A MAN has cycled 263 miles from his Isle of Wight home to New Quay to raise awareness of the Ceredigion Lifeboat Campaign.

Jonathan Baynham has more reason than most to be grateful to the RNLI after being plucked from the sea by a lifeboat crew after getting into trouble off the Ceredigion coast in his younger days.

And after hearing of the RNLI’s plan to replace the all-weather boat at New Quay with an inshore boat, leaving what campaigners say is a 70-mile gap in coverage, he felt he had to do something to highlight the issue.

“My family has always had links with the area. My father is priest in charge of the Anglican church in New Quay and I've been coming to the area for my whole life,” said Jonathon.

“I used to work the summers in the Crown Inn and between shifts I and whoever else fancied it would go down to Tresaith to sail my fireball racing dinghy.

“This one time, the rudder broke clean off and a friend and I were without direction with hard weather coming in fast. We were spotted by people on the cliffs who called it in and the RNLI inshore pulled us out.

“So you might say I've always been in their debt, or at the very least the importance of the RNLI's provision in Cardigan Bay has never been lost on me.”

Jonathon has also worked briefly as a Coastguard rescue officer on Holy Island in Northumberland, where he often responded to incidents alongside the RNLI.

“When I read about the Ceredigion 2020 plans I was instantly astounded at the gaping hole in the operational area and when I had the opportunity to do something to raise awareness I went for it with this bike ride,” he said.

“The ability to rapidly respond to foul weather emergencies at sea is so important.
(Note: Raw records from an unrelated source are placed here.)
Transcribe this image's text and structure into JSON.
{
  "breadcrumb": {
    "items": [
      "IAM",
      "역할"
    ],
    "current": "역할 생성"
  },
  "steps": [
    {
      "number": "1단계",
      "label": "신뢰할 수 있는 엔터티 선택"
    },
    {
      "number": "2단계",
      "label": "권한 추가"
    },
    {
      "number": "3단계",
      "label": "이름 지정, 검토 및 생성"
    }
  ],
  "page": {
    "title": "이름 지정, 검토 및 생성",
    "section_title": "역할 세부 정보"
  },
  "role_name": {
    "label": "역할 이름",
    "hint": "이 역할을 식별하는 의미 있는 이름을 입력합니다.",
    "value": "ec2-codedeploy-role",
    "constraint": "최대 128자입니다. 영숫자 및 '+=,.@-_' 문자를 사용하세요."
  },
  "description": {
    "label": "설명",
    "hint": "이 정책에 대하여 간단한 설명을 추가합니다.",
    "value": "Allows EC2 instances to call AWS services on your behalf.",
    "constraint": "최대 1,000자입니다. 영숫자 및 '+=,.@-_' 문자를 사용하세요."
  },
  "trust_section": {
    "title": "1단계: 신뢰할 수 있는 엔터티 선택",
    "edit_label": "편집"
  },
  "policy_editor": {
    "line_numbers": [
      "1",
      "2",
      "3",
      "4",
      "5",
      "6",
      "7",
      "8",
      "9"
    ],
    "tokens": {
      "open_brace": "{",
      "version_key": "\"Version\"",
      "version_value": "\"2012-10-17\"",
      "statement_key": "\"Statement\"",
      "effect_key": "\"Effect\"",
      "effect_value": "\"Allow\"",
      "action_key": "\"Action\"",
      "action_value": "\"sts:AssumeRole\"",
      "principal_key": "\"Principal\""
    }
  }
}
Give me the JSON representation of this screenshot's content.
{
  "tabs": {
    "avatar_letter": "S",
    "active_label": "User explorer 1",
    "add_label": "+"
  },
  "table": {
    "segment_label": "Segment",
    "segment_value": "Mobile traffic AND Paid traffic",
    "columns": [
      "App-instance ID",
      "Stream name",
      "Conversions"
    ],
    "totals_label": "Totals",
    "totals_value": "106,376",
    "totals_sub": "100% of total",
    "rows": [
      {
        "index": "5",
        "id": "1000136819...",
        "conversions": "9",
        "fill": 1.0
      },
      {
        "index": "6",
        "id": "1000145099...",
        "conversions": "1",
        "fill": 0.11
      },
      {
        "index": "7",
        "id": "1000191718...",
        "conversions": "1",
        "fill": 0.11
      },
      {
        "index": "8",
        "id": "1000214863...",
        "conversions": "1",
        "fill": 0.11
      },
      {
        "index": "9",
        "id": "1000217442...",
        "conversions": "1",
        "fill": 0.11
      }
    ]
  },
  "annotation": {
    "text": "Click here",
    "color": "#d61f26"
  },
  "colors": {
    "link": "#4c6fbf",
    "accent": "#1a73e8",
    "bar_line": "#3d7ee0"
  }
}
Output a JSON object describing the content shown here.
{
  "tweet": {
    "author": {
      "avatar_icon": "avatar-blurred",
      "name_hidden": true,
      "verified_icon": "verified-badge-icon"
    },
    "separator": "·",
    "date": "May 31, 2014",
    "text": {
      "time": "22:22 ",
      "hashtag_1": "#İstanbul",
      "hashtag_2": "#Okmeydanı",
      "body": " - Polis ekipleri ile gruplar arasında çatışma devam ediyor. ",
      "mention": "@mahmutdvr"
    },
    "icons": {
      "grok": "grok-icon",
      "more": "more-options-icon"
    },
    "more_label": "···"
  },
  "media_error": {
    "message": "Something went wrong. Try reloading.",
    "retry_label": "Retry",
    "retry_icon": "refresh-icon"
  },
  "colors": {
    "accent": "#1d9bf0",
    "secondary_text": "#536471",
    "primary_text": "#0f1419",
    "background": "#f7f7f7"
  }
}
Why on earth the RNLI want to leave a 70-mile, 90-minute drowning gap in the middle of a super-busy stretch of water so popular with both tourists and fishing boats is totally beyond me.

“I guarantee you that length of time is an absolute age if you are in trouble – it’s bonkers.”

“I'm a resident on the Isle of Wight, which has a number of 'independent lifeboats' which are all lovely and wot-not but nothing like the quality and training level and equipment of the RNLI.

“It would be a terrible thing for Cardigan Bay to lose the New Quay all-weather boat provision.”

The RNLI argues the decision to replace the all-weather lifeboat is underpinned by extensive research of records going back to 2008.

In a review, it concluded that services by New Quay all-weather lifeboat could have been carried out safely and effectively by an Atlantic 85 inshore lifeboat, supported by all-weather lifeboats at neighbouring stations if required.

A petition opposing the plan has so far attracted more than 25,000 signatures, both in hard copy form at local businesses and on line. To sign the petition, go to https://you.38degrees.org.uk/p/CeredigionLifeboatCampaign